**YOUR ASSIGNMENT:** Please return the listing exactly as written, but without its pictures.

**MATERIAL PROVIDED:**
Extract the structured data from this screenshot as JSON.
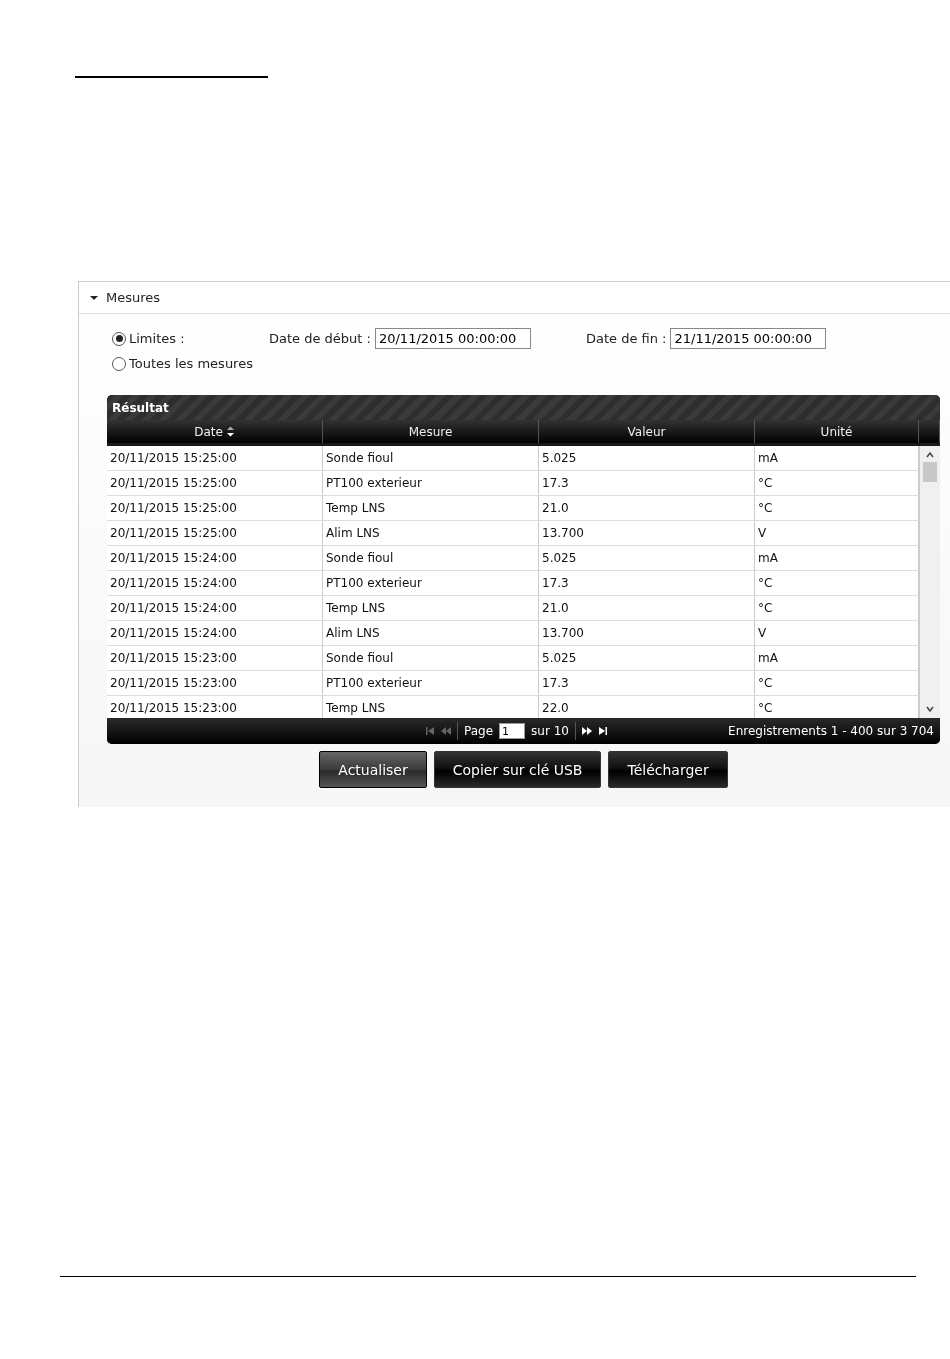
{
  "panel": {
    "title": "Mesures",
    "expanded": true,
    "filter": {
      "options": [
        {
          "label": "Limites :",
          "selected": true
        },
        {
          "label": "Toutes les mesures",
          "selected": false
        }
      ],
      "start": {
        "label": "Date de début :",
        "value": "20/11/2015 00:00:00"
      },
      "end": {
        "label": "Date de fin :",
        "value": "21/11/2015 00:00:00"
      }
    },
    "grid": {
      "title": "Résultat",
      "columns": [
        {
          "label": "Date",
          "sorted": true
        },
        {
          "label": "Mesure",
          "sorted": false
        },
        {
          "label": "Valeur",
          "sorted": false
        },
        {
          "label": "Unité",
          "sorted": false
        }
      ],
      "rows": [
        [
          "20/11/2015 15:25:00",
          "Sonde fioul",
          "5.025",
          "mA"
        ],
        [
          "20/11/2015 15:25:00",
          "PT100 exterieur",
          "17.3",
          "°C"
        ],
        [
          "20/11/2015 15:25:00",
          "Temp LNS",
          "21.0",
          "°C"
        ],
        [
          "20/11/2015 15:25:00",
          "Alim LNS",
          "13.700",
          "V"
        ],
        [
          "20/11/2015 15:24:00",
          "Sonde fioul",
          "5.025",
          "mA"
        ],
        [
          "20/11/2015 15:24:00",
          "PT100 exterieur",
          "17.3",
          "°C"
        ],
        [
          "20/11/2015 15:24:00",
          "Temp LNS",
          "21.0",
          "°C"
        ],
        [
          "20/11/2015 15:24:00",
          "Alim LNS",
          "13.700",
          "V"
        ],
        [
          "20/11/2015 15:23:00",
          "Sonde fioul",
          "5.025",
          "mA"
        ],
        [
          "20/11/2015 15:23:00",
          "PT100 exterieur",
          "17.3",
          "°C"
        ],
        [
          "20/11/2015 15:23:00",
          "Temp LNS",
          "22.0",
          "°C"
        ]
      ],
      "pager": {
        "page_label": "Page",
        "page_value": "1",
        "total": "sur 10",
        "records": "Enregistrements 1 - 400 sur 3 704"
      }
    },
    "buttons": [
      {
        "label": "Actualiser",
        "selected": true
      },
      {
        "label": "Copier sur clé USB",
        "selected": false
      },
      {
        "label": "Télécharger",
        "selected": false
      }
    ]
  }
}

**ANSWER BELOW:**
Extract the structured data from this screenshot as JSON.
{
  "panel": {
    "title": "Mesures",
    "expanded": true,
    "filter": {
      "options": [
        {
          "label": "Limites :",
          "selected": true
        },
        {
          "label": "Toutes les mesures",
          "selected": false
        }
      ],
      "start": {
        "label": "Date de début :",
        "value": "20/11/2015 00:00:00"
      },
      "end": {
        "label": "Date de fin :",
        "value": "21/11/2015 00:00:00"
      }
    },
    "grid": {
      "title": "Résultat",
      "columns": [
        {
          "label": "Date",
          "sorted": true
        },
        {
          "label": "Mesure",
          "sorted": false
        },
        {
          "label": "Valeur",
          "sorted": false
        },
        {
          "label": "Unité",
          "sorted": false
        }
      ],
      "rows": [
        [
          "20/11/2015 15:25:00",
          "Sonde fioul",
          "5.025",
          "mA"
        ],
        [
          "20/11/2015 15:25:00",
          "PT100 exterieur",
          "17.3",
          "°C"
        ],
        [
          "20/11/2015 15:25:00",
          "Temp LNS",
          "21.0",
          "°C"
        ],
        [
          "20/11/2015 15:25:00",
          "Alim LNS",
          "13.700",
          "V"
        ],
        [
          "20/11/2015 15:24:00",
          "Sonde fioul",
          "5.025",
          "mA"
        ],
        [
          "20/11/2015 15:24:00",
          "PT100 exterieur",
          "17.3",
          "°C"
        ],
        [
          "20/11/2015 15:24:00",
          "Temp LNS",
          "21.0",
          "°C"
        ],
        [
          "20/11/2015 15:24:00",
          "Alim LNS",
          "13.700",
          "V"
        ],
        [
          "20/11/2015 15:23:00",
          "Sonde fioul",
          "5.025",
          "mA"
        ],
        [
          "20/11/2015 15:23:00",
          "PT100 exterieur",
          "17.3",
          "°C"
        ],
        [
          "20/11/2015 15:23:00",
          "Temp LNS",
          "22.0",
          "°C"
        ]
      ],
      "pager": {
        "page_label": "Page",
        "page_value": "1",
        "total": "sur 10",
        "records": "Enregistrements 1 - 400 sur 3 704"
      }
    },
    "buttons": [
      {
        "label": "Actualiser",
        "selected": true
      },
      {
        "label": "Copier sur clé USB",
        "selected": false
      },
      {
        "label": "Télécharger",
        "selected": false
      }
    ]
  }
}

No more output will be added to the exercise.